With seven games in six years, popping out every November like clockwork, a new release in the Assassin's Creed franchise seems like a foregone conclusion - surely everyone has already made up their mind whether to buy it or not?
The swooping camera giving tantalising glimpses of thronged streets and architectural landmarks. Almost a quarter of the buildings as well can be entered, with interiors ranging from bustling taverns to full size cathedrals, all of which can be entered smoothly without loading (though elsewhere there's time to make a cup of tea before watching a cut scene).
Unity also offers some amazing crowd scenes, with hundreds of people on screen at a time, all reacting in small and unique ways and allowing you to feel like a true predator as you glide through the bustle to slide a hidden blade into your target and casually walk away. Despite the beauty there is ugliness however, with what seems like the same character models as always, complete with waxy skin, hair that looks like a hat and lip synch that even the Muppets would laugh at.
What the game gets really wrong, are the same things that have been wrong since the beginning. The new travel down mechanic for the signature free running seems mostly cosmetic, in theory it should allow more fluid changes of direction, but you’ll still find yourself dangling off buildings and dropping in short drops to get down, same as always, and their definition of 'down' is quite wishy washy. Worse still, you’ll find yourself jumping in the wrong direction at random intervals and getting stuck on scenery, both problems users have complained of since AC1 and really something that should have been a higher priority than a 'down' button.
Unity has the makings of a great game in there somewhere, but it’s buried under too much dross
Ubisoft have also wasted a potentially great setting in the French Revolution, though have at least jettisoned the tired modern-day sections. This time of great social and political unrest should be ripe for the traditional Templar/Assassin conflict, but it always feels at arms' length.

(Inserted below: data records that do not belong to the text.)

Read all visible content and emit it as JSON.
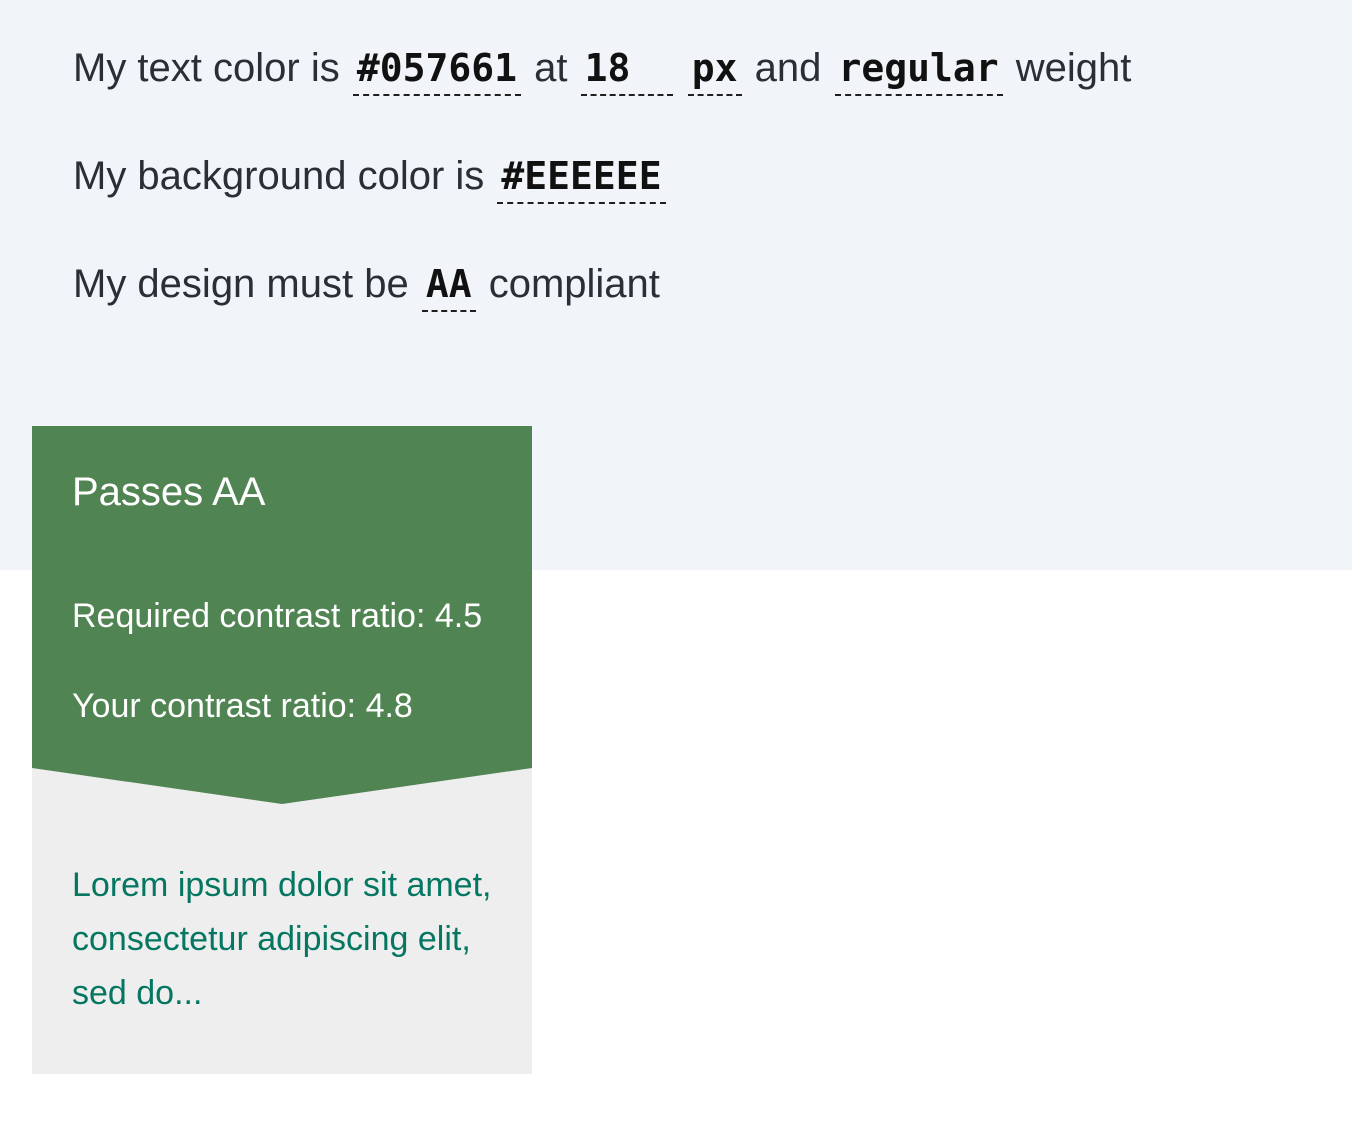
{
  "settings": {
    "line1": {
      "prefix": "My text color is",
      "text_color": "#057661",
      "at": "at",
      "font_size": "18",
      "unit": "px",
      "and": "and",
      "weight": "regular",
      "suffix": "weight"
    },
    "line2": {
      "prefix": "My background color is",
      "background_color": "#EEEEEE"
    },
    "line3": {
      "prefix": "My design must be",
      "level": "AA",
      "suffix": "compliant"
    }
  },
  "result": {
    "title": "Passes AA",
    "required_label": "Required contrast ratio: 4.5",
    "actual_label": "Your contrast ratio: 4.8",
    "banner_color": "#508452",
    "status": "pass"
  },
  "preview": {
    "sample_text": "Lorem ipsum dolor sit amet, consectetur adipiscing elit, sed do...",
    "text_color": "#057661",
    "background_color": "#EEEEEE"
  },
  "colors": {
    "page_top_background": "#F1F4F8",
    "page_bottom_background": "#FFFFFF",
    "body_text": "#2A2F36"
  }
}
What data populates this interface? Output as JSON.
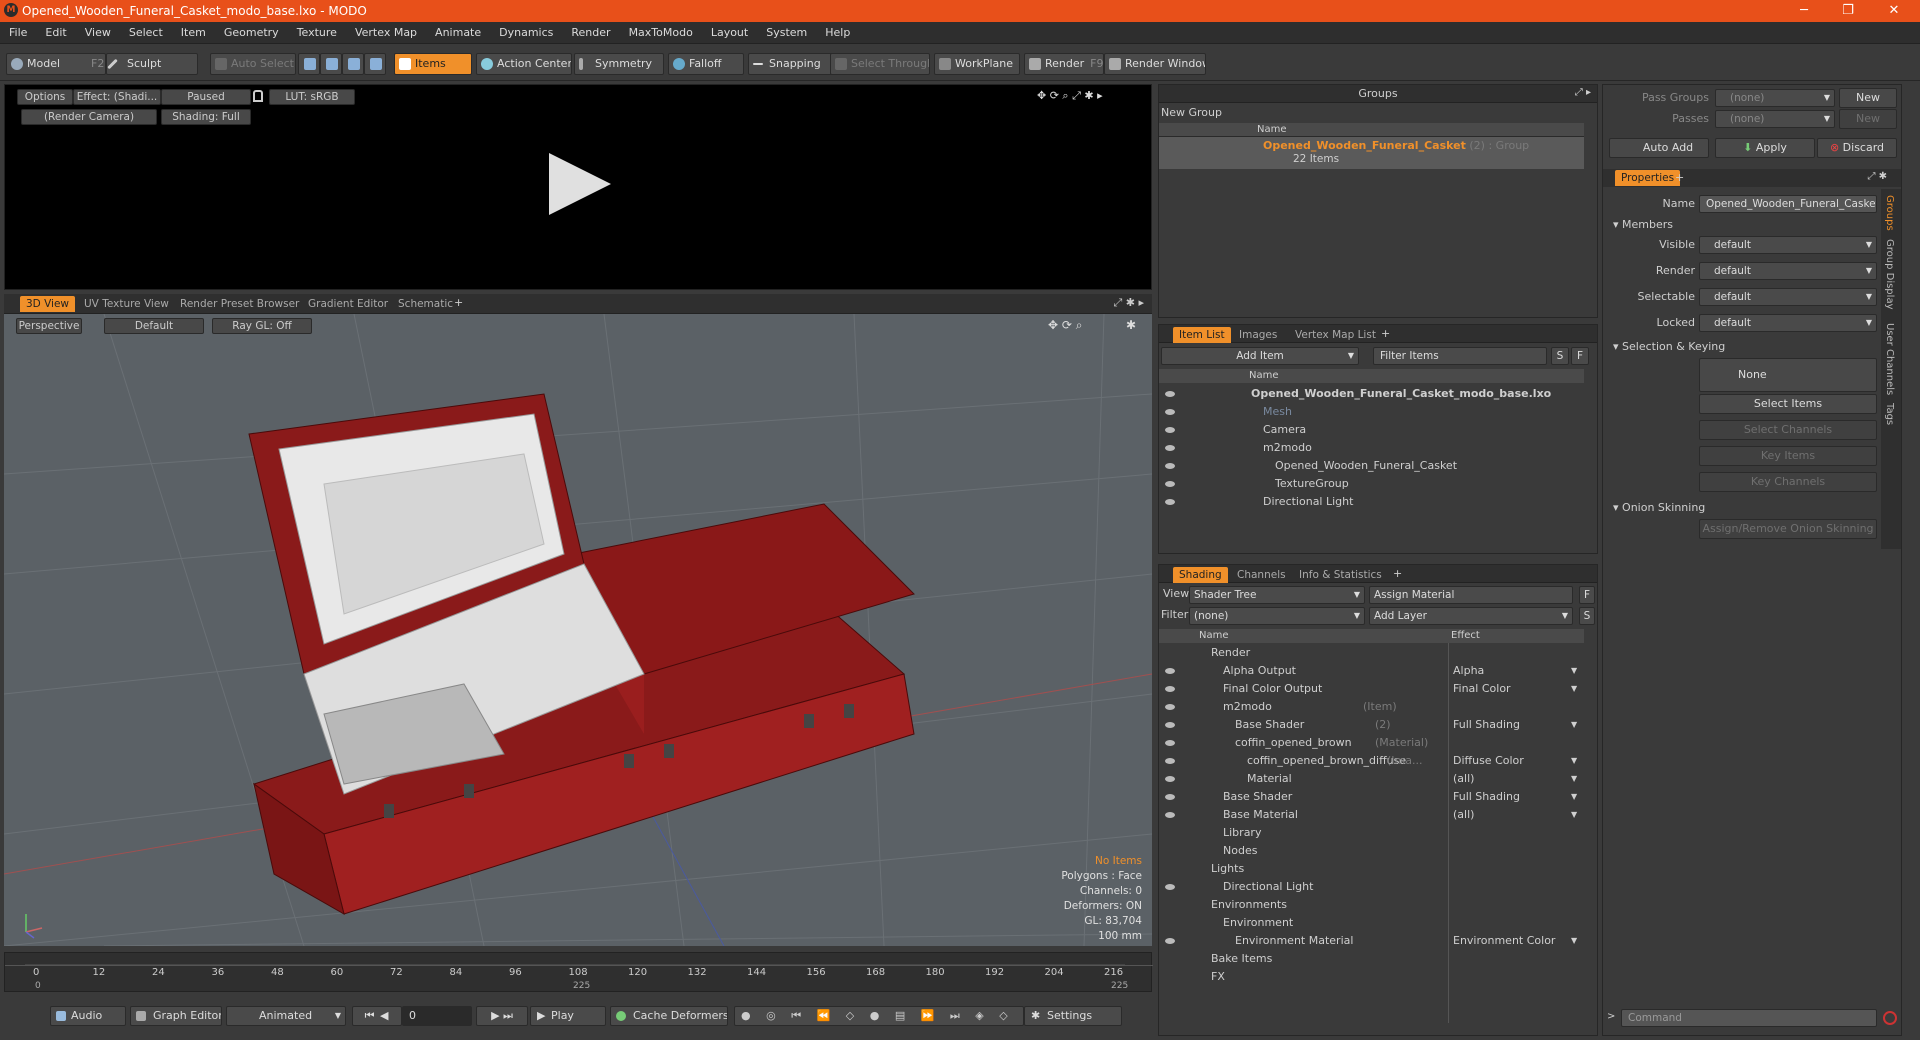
{
  "window": {
    "title": "Opened_Wooden_Funeral_Casket_modo_base.lxo - MODO",
    "logo": "modo-logo-icon",
    "accent": "#e8501a"
  },
  "menu": [
    "File",
    "Edit",
    "View",
    "Select",
    "Item",
    "Geometry",
    "Texture",
    "Vertex Map",
    "Animate",
    "Dynamics",
    "Render",
    "MaxToModo",
    "Layout",
    "System",
    "Help"
  ],
  "toolbar": {
    "model": "Model",
    "model_key": "F2",
    "sculpt": "Sculpt",
    "auto_select": "Auto Select",
    "items": "Items",
    "action_center": "Action Center",
    "symmetry": "Symmetry",
    "falloff": "Falloff",
    "snapping": "Snapping",
    "select_through": "Select Through",
    "workplane": "WorkPlane",
    "render": "Render",
    "render_key": "F9",
    "render_window": "Render Window"
  },
  "preview": {
    "options": "Options",
    "effect": "Effect: (Shadi...",
    "paused": "Paused",
    "lut": "LUT: sRGB",
    "camera": "(Render Camera)",
    "shading": "Shading: Full"
  },
  "viewport_tabs": [
    "3D View",
    "UV Texture View",
    "Render Preset Browser",
    "Gradient Editor",
    "Schematic"
  ],
  "viewport": {
    "perspective": "Perspective",
    "default": "Default",
    "raygl": "Ray GL: Off",
    "stats": {
      "no_items": "No Items",
      "polygons": "Polygons : Face",
      "channels": "Channels: 0",
      "deformers": "Deformers: ON",
      "gl": "GL: 83,704",
      "size": "100 mm"
    }
  },
  "timeline": {
    "ticks": [
      "0",
      "12",
      "24",
      "36",
      "48",
      "60",
      "72",
      "84",
      "96",
      "108",
      "120",
      "132",
      "144",
      "156",
      "168",
      "180",
      "192",
      "204",
      "216"
    ],
    "sub_left": "0",
    "sub_mid": "225",
    "sub_right": "225"
  },
  "bottombar": {
    "audio": "Audio",
    "graph_editor": "Graph Editor",
    "animated": "Animated",
    "frame": "0",
    "play": "Play",
    "cache": "Cache Deformers",
    "settings": "Settings"
  },
  "groups": {
    "title": "Groups",
    "new_group": "New Group",
    "col_name": "Name",
    "item_name": "Opened_Wooden_Funeral_Casket",
    "item_count": "(2)",
    "item_type": ": Group",
    "item_sub": "22 Items"
  },
  "itemlist": {
    "tabs": [
      "Item List",
      "Images",
      "Vertex Map List"
    ],
    "add_item": "Add Item",
    "filter": "Filter Items",
    "s": "S",
    "f": "F",
    "col_name": "Name",
    "rows": [
      {
        "label": "Opened_Wooden_Funeral_Casket_modo_base.lxo",
        "indent": 0,
        "bold": true
      },
      {
        "label": "Mesh",
        "indent": 1,
        "dim": true
      },
      {
        "label": "Camera",
        "indent": 1
      },
      {
        "label": "m2modo",
        "indent": 1
      },
      {
        "label": "Opened_Wooden_Funeral_Casket",
        "indent": 2
      },
      {
        "label": "TextureGroup",
        "indent": 2
      },
      {
        "label": "Directional Light",
        "indent": 1
      }
    ]
  },
  "shading": {
    "tabs": [
      "Shading",
      "Channels",
      "Info & Statistics"
    ],
    "view_label": "View",
    "view_value": "Shader Tree",
    "assign_material": "Assign Material",
    "filter_label": "Filter",
    "filter_value": "(none)",
    "add_layer": "Add Layer",
    "f": "F",
    "s": "S",
    "col_name": "Name",
    "col_effect": "Effect",
    "rows": [
      {
        "name": "Render",
        "extra": "",
        "effect": "",
        "indent": 0
      },
      {
        "name": "Alpha Output",
        "extra": "",
        "effect": "Alpha",
        "indent": 1
      },
      {
        "name": "Final Color Output",
        "extra": "",
        "effect": "Final Color",
        "indent": 1
      },
      {
        "name": "m2modo",
        "extra": "(Item)",
        "effect": "",
        "indent": 1
      },
      {
        "name": "Base Shader",
        "extra": "(2)",
        "effect": "Full Shading",
        "indent": 2
      },
      {
        "name": "coffin_opened_brown",
        "extra": "(Material)",
        "effect": "",
        "indent": 2
      },
      {
        "name": "coffin_opened_brown_diffuse",
        "extra": "(Ima...",
        "effect": "Diffuse Color",
        "indent": 3
      },
      {
        "name": "Material",
        "extra": "",
        "effect": "(all)",
        "indent": 3
      },
      {
        "name": "Base Shader",
        "extra": "",
        "effect": "Full Shading",
        "indent": 1
      },
      {
        "name": "Base Material",
        "extra": "",
        "effect": "(all)",
        "indent": 1
      },
      {
        "name": "Library",
        "extra": "",
        "effect": "",
        "indent": 1
      },
      {
        "name": "Nodes",
        "extra": "",
        "effect": "",
        "indent": 1
      },
      {
        "name": "Lights",
        "extra": "",
        "effect": "",
        "indent": 0
      },
      {
        "name": "Directional Light",
        "extra": "",
        "effect": "",
        "indent": 1
      },
      {
        "name": "Environments",
        "extra": "",
        "effect": "",
        "indent": 0
      },
      {
        "name": "Environment",
        "extra": "",
        "effect": "",
        "indent": 1
      },
      {
        "name": "Environment Material",
        "extra": "",
        "effect": "Environment Color",
        "indent": 2
      },
      {
        "name": "Bake Items",
        "extra": "",
        "effect": "",
        "indent": 0
      },
      {
        "name": "FX",
        "extra": "",
        "effect": "",
        "indent": 0
      }
    ]
  },
  "props": {
    "pass_groups": "Pass Groups",
    "passes": "Passes",
    "none": "(none)",
    "new": "New",
    "auto_add": "Auto Add",
    "apply": "Apply",
    "discard": "Discard",
    "properties_tab": "Properties",
    "name_label": "Name",
    "name_value": "Opened_Wooden_Funeral_Casket",
    "members": "Members",
    "visible": "Visible",
    "render": "Render",
    "selectable": "Selectable",
    "locked": "Locked",
    "default": "default",
    "selection_keying": "Selection & Keying",
    "sel_none": "None",
    "select_items": "Select Items",
    "select_channels": "Select Channels",
    "key_items": "Key Items",
    "key_channels": "Key Channels",
    "onion": "Onion Skinning",
    "assign_onion": "Assign/Remove Onion Skinning",
    "side_tabs": [
      "Groups",
      "Group Display",
      "User Channels",
      "Tags"
    ],
    "command": "Command"
  }
}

Your character is never involved in any major historical turning points in the way Ezio, Connor and even Edward were in previous chapters - even the pivotal execution of the King is only used as background scenery for you to assassinate a target in a crowd. The Templars are not high profile figures of the day like the Borgias, and even the Reign of Terror, in which 15,000 were executed in a year is only mentioned in a cut scene and Parisians still fill the streets and taverns as if nothing has changed. It ends up feels very sterile; like you could be in any 18th century European city and that the Revolution is just a news item and topic of conversation rather than a thing that is happening.
There are even more side missions too, further distracting from the setting and much other aspects of the game are frankly broken. The Cafe Theatre for example, that acts as your base and main source of income, is just added to your map rather than being introduced properly and as a result can be completely missed. The Companion App, Initiates website and the online Players Club are all compulsory to unlock higher level equipment or chests and at the time of writing (a full week after retail release) both the App and Initiates weren’t synching to player profiles properly and the in game Players Club still reads “Coming Soon”.
And that charismatic lead they needed? They get half a point. Arno Dorian starts off in a similar vein toAC2’s Ezio, a brash and impetuous youth who has a quip for all occasions and a thirst for good times. It’s a promising start, but as the game progresses he becomes more and more moody and one dimensional until he has more in common with the deeply unpopular Connor of AC3. The one redeeming feature is his relationship with love interest/Templar Elise, who, despite the actress struggling to settle on an accent, offers a likeable secondary character and you can understand why Arno is so infatuated with her.
It’s a real pity as Unity has the makings of a great game in there somewhere, but it’s buried under too much dross and far too many obvious flaws for it to be the reboot the new generation needed and rather than acting as a statement of where the franchise is going, it instead serves only as a warning of what not to do.